Wherever a line of the data contains "stream", copy that line.

[Component data from apps and pages]

───

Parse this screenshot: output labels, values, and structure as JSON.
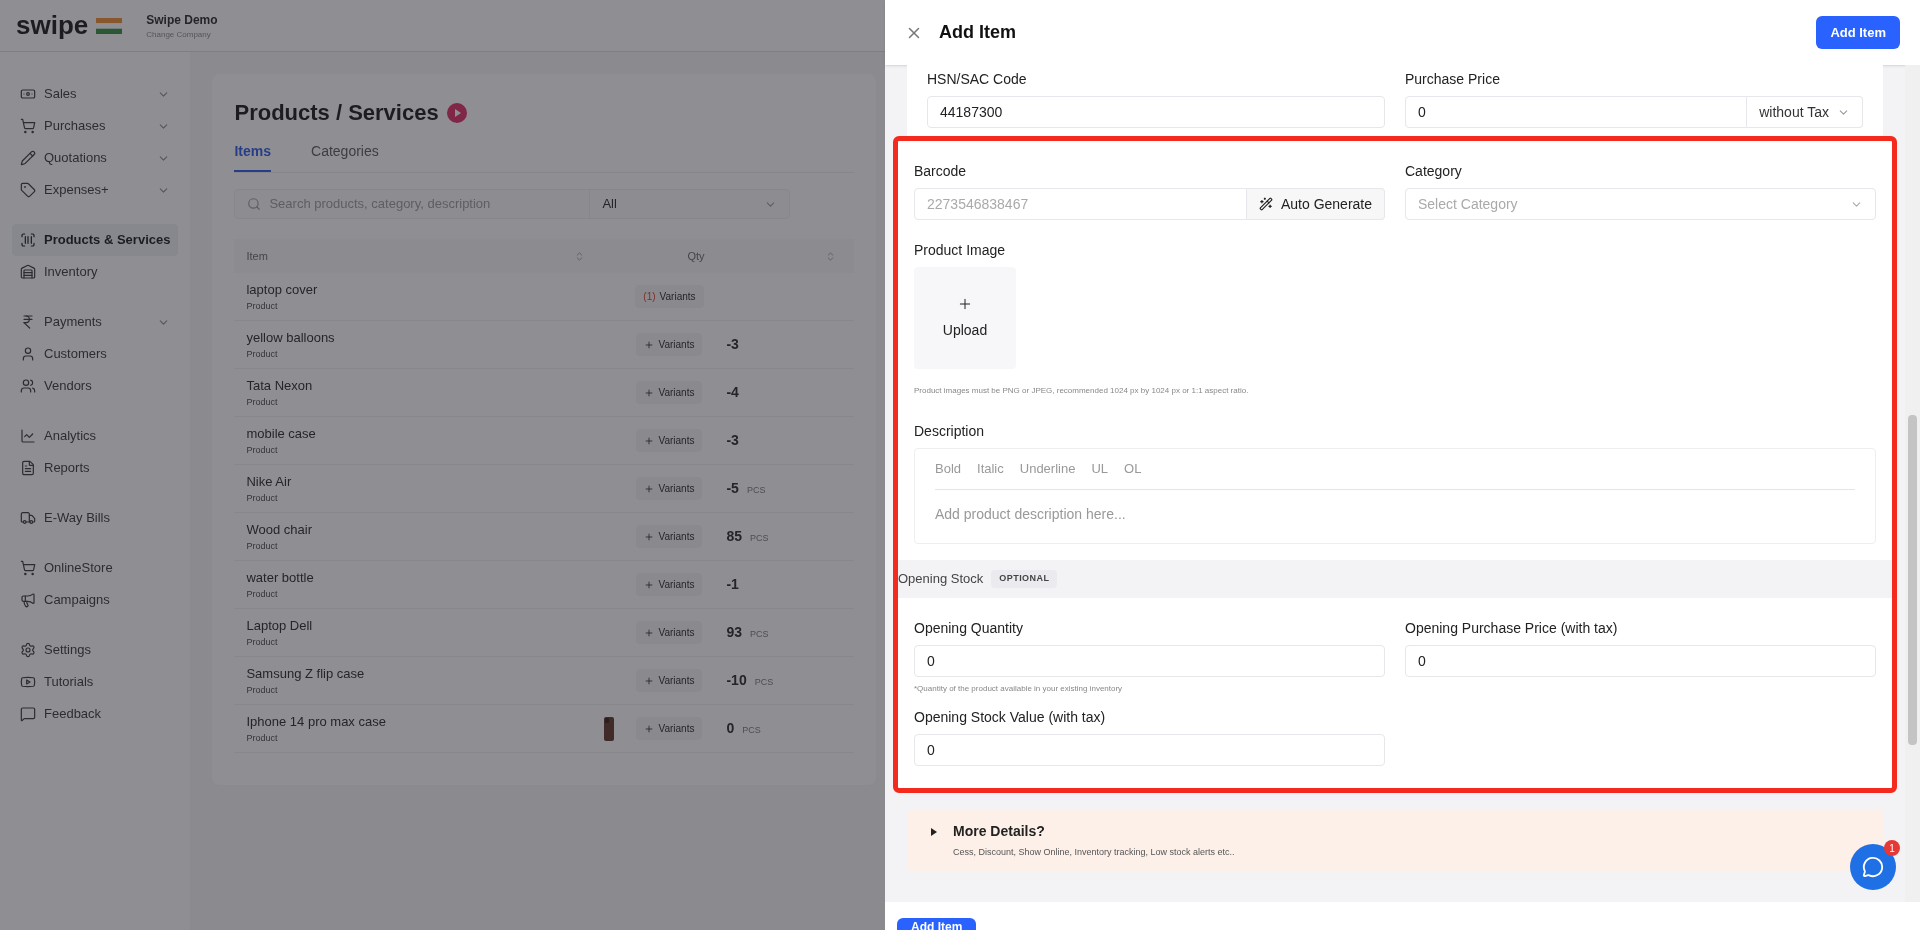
{
  "app": {
    "logo": "swipe",
    "company": "Swipe Demo",
    "company_action": "Change Company"
  },
  "sidebar": {
    "groups": [
      [
        {
          "label": "Sales",
          "expandable": true,
          "selected": false
        },
        {
          "label": "Purchases",
          "expandable": true,
          "selected": false
        },
        {
          "label": "Quotations",
          "expandable": true,
          "selected": false
        },
        {
          "label": "Expenses+",
          "expandable": true,
          "selected": false
        }
      ],
      [
        {
          "label": "Products & Services",
          "expandable": false,
          "selected": true
        },
        {
          "label": "Inventory",
          "expandable": false,
          "selected": false
        }
      ],
      [
        {
          "label": "Payments",
          "expandable": true,
          "selected": false
        },
        {
          "label": "Customers",
          "expandable": false,
          "selected": false
        },
        {
          "label": "Vendors",
          "expandable": false,
          "selected": false
        }
      ],
      [
        {
          "label": "Analytics",
          "expandable": false,
          "selected": false
        },
        {
          "label": "Reports",
          "expandable": false,
          "selected": false
        }
      ],
      [
        {
          "label": "E-Way Bills",
          "expandable": false,
          "selected": false
        }
      ],
      [
        {
          "label": "OnlineStore",
          "expandable": false,
          "selected": false
        },
        {
          "label": "Campaigns",
          "expandable": false,
          "selected": false
        }
      ],
      [
        {
          "label": "Settings",
          "expandable": false,
          "selected": false
        },
        {
          "label": "Tutorials",
          "expandable": false,
          "selected": false
        },
        {
          "label": "Feedback",
          "expandable": false,
          "selected": false
        }
      ]
    ]
  },
  "page": {
    "title": "Products / Services",
    "tabs": [
      {
        "label": "Items",
        "selected": true
      },
      {
        "label": "Categories",
        "selected": false
      }
    ],
    "search": {
      "placeholder": "Search products, category, description"
    },
    "filter": {
      "value": "All"
    },
    "table": {
      "columns": [
        "Item",
        "Qty"
      ],
      "rows": [
        {
          "name": "laptop cover",
          "type": "Product",
          "variants": "Variants",
          "variant_count": "(1)",
          "qty": "",
          "unit": "",
          "thumbnail": false
        },
        {
          "name": "yellow balloons",
          "type": "Product",
          "variants": "Variants",
          "qty": "-3",
          "unit": "",
          "thumbnail": false
        },
        {
          "name": "Tata Nexon",
          "type": "Product",
          "variants": "Variants",
          "qty": "-4",
          "unit": "",
          "thumbnail": false
        },
        {
          "name": "mobile case",
          "type": "Product",
          "variants": "Variants",
          "qty": "-3",
          "unit": "",
          "thumbnail": false
        },
        {
          "name": "Nike Air",
          "type": "Product",
          "variants": "Variants",
          "qty": "-5",
          "unit": "PCS",
          "thumbnail": false
        },
        {
          "name": "Wood chair",
          "type": "Product",
          "variants": "Variants",
          "qty": "85",
          "unit": "PCS",
          "thumbnail": false
        },
        {
          "name": "water bottle",
          "type": "Product",
          "variants": "Variants",
          "qty": "-1",
          "unit": "",
          "thumbnail": false
        },
        {
          "name": "Laptop Dell",
          "type": "Product",
          "variants": "Variants",
          "qty": "93",
          "unit": "PCS",
          "thumbnail": false
        },
        {
          "name": "Samsung Z flip case",
          "type": "Product",
          "variants": "Variants",
          "qty": "-10",
          "unit": "PCS",
          "thumbnail": false
        },
        {
          "name": "Iphone 14 pro max case",
          "type": "Product",
          "variants": "Variants",
          "qty": "0",
          "unit": "PCS",
          "thumbnail": true
        }
      ]
    }
  },
  "drawer": {
    "title": "Add Item",
    "primary_button": "Add Item",
    "hsn": {
      "label": "HSN/SAC Code",
      "value": "44187300"
    },
    "purchase_price": {
      "label": "Purchase Price",
      "value": "0",
      "tax_mode": "without Tax"
    },
    "highlighted": true,
    "barcode": {
      "label": "Barcode",
      "placeholder": "2273546838467",
      "action": "Auto Generate"
    },
    "category": {
      "label": "Category",
      "placeholder": "Select Category"
    },
    "image": {
      "label": "Product Image",
      "upload": "Upload",
      "hint": "Product images must be PNG or JPEG, recommended 1024 px by 1024 px or 1:1 aspect ratio."
    },
    "description": {
      "label": "Description",
      "toolbar": [
        "Bold",
        "Italic",
        "Underline",
        "UL",
        "OL"
      ],
      "placeholder": "Add product description here..."
    },
    "opening_stock": {
      "title": "Opening Stock",
      "badge": "OPTIONAL",
      "quantity": {
        "label": "Opening Quantity",
        "value": "0",
        "hint": "*Quantity of the product available in your existing inventory"
      },
      "price": {
        "label": "Opening Purchase Price (with tax)",
        "value": "0"
      },
      "value": {
        "label": "Opening Stock Value (with tax)",
        "value": "0"
      }
    },
    "more": {
      "title": "More Details?",
      "subtitle": "Cess, Discount, Show Online, Inventory tracking, Low stock alerts etc.."
    },
    "footer_button": "Add Item",
    "chat_badge": "1"
  }
}
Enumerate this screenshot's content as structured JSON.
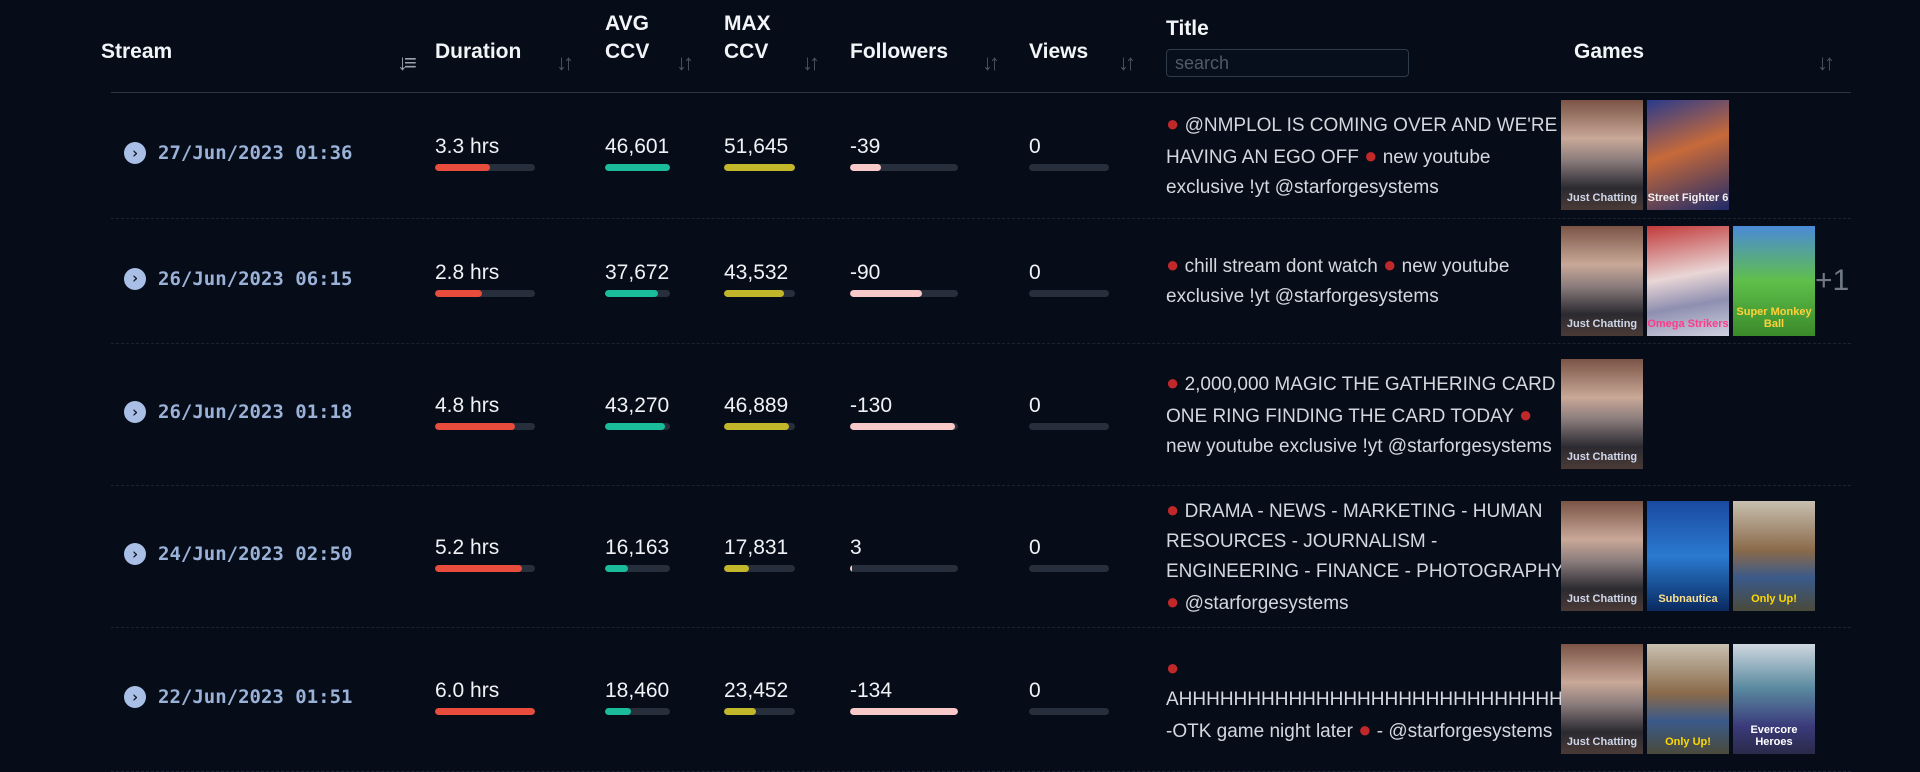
{
  "header": {
    "stream": "Stream",
    "duration": "Duration",
    "avg_ccv": [
      "AVG",
      "CCV"
    ],
    "max_ccv": [
      "MAX",
      "CCV"
    ],
    "followers": "Followers",
    "views": "Views",
    "title": "Title",
    "title_search_placeholder": "search",
    "games": "Games",
    "sort_icon": "sort-arrows-icon",
    "active_sort": "stream-descending"
  },
  "colors": {
    "background": "#060d19",
    "duration_bar": "#e74c3c",
    "avg_bar": "#1abc9c",
    "max_bar": "#c2b62a",
    "followers_bar": "#f9c9c9",
    "bar_track": "#262f3b",
    "live_dot": "#c0282a",
    "date_text": "#9bb2d8"
  },
  "rows": [
    {
      "date": "27/Jun/2023 01:36",
      "duration": "3.3 hrs",
      "duration_frac": 0.55,
      "avg": "46,601",
      "avg_frac": 1.0,
      "max": "51,645",
      "max_frac": 1.0,
      "followers": "-39",
      "followers_frac": 0.29,
      "views": "0",
      "views_frac": 0,
      "title": "● @NMPLOL IS COMING OVER AND WE'RE HAVING AN EGO OFF ● new youtube exclusive !yt @starforgesystems",
      "games": [
        "Just Chatting",
        "Street Fighter 6"
      ],
      "more": ""
    },
    {
      "date": "26/Jun/2023 06:15",
      "duration": "2.8 hrs",
      "duration_frac": 0.47,
      "avg": "37,672",
      "avg_frac": 0.81,
      "max": "43,532",
      "max_frac": 0.84,
      "followers": "-90",
      "followers_frac": 0.67,
      "views": "0",
      "views_frac": 0,
      "title": "● chill stream dont watch ● new youtube exclusive !yt @starforgesystems",
      "games": [
        "Just Chatting",
        "Omega Strikers",
        "Super Monkey Ball"
      ],
      "more": "+1"
    },
    {
      "date": "26/Jun/2023 01:18",
      "duration": "4.8 hrs",
      "duration_frac": 0.8,
      "avg": "43,270",
      "avg_frac": 0.93,
      "max": "46,889",
      "max_frac": 0.91,
      "followers": "-130",
      "followers_frac": 0.97,
      "views": "0",
      "views_frac": 0,
      "title": "● 2,000,000 MAGIC THE GATHERING CARD ONE RING FINDING THE CARD TODAY ● new youtube exclusive !yt @starforgesystems",
      "games": [
        "Just Chatting"
      ],
      "more": ""
    },
    {
      "date": "24/Jun/2023 02:50",
      "duration": "5.2 hrs",
      "duration_frac": 0.87,
      "avg": "16,163",
      "avg_frac": 0.35,
      "max": "17,831",
      "max_frac": 0.35,
      "followers": "3",
      "followers_frac": 0.02,
      "views": "0",
      "views_frac": 0,
      "title": "● DRAMA - NEWS - MARKETING - HUMAN RESOURCES - JOURNALISM - ENGINEERING - FINANCE - PHOTOGRAPHY ● @starforgesystems",
      "games": [
        "Just Chatting",
        "Subnautica",
        "Only Up!"
      ],
      "more": ""
    },
    {
      "date": "22/Jun/2023 01:51",
      "duration": "6.0 hrs",
      "duration_frac": 1.0,
      "avg": "18,460",
      "avg_frac": 0.4,
      "max": "23,452",
      "max_frac": 0.45,
      "followers": "-134",
      "followers_frac": 1.0,
      "views": "0",
      "views_frac": 0,
      "title": "● AHHHHHHHHHHHHHHHHHHHHHHHHHHHHH -OTK game night later ● - @starforgesystems",
      "games": [
        "Just Chatting",
        "Only Up!",
        "Evercore Heroes"
      ],
      "more": ""
    }
  ]
}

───

[Task solution]
    "stream": "Stream",
    "active_sort": "stream-descending"
      "title": "● chill stream dont watch ● new youtube exclusive !yt @starforgesystems",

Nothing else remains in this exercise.